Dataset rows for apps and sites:
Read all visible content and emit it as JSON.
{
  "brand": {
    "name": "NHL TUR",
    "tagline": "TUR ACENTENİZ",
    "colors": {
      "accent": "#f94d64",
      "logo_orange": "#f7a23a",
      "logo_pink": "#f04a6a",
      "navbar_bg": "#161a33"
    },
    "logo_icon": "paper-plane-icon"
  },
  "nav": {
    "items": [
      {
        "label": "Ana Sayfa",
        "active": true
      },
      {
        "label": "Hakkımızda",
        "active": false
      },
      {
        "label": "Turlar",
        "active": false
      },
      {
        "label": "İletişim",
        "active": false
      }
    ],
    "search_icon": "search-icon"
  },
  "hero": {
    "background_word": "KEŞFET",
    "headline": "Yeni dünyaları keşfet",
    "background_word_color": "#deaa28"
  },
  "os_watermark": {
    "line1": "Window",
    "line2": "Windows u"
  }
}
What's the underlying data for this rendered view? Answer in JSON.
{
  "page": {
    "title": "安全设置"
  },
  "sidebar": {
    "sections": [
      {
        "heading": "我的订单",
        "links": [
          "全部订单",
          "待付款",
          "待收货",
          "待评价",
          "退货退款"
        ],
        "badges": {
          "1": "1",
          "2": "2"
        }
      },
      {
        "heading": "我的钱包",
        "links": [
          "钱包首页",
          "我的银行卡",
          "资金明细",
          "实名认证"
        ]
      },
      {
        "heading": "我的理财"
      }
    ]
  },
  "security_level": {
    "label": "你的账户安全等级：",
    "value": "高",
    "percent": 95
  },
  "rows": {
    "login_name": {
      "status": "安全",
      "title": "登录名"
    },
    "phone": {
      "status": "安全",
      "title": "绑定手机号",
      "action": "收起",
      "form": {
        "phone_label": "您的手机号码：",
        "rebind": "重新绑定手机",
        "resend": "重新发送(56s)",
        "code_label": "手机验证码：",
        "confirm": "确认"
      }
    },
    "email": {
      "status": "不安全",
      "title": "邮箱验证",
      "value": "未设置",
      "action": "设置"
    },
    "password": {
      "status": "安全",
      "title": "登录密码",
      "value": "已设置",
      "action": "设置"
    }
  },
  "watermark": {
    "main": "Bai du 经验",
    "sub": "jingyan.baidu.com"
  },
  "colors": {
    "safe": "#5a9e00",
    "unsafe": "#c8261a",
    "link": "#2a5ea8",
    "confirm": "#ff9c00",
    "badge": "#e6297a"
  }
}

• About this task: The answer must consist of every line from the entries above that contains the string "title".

• Response:
    "title": "安全设置"
      "title": "登录名"
      "title": "绑定手机号",
      "title": "邮箱验证",
      "title": "登录密码",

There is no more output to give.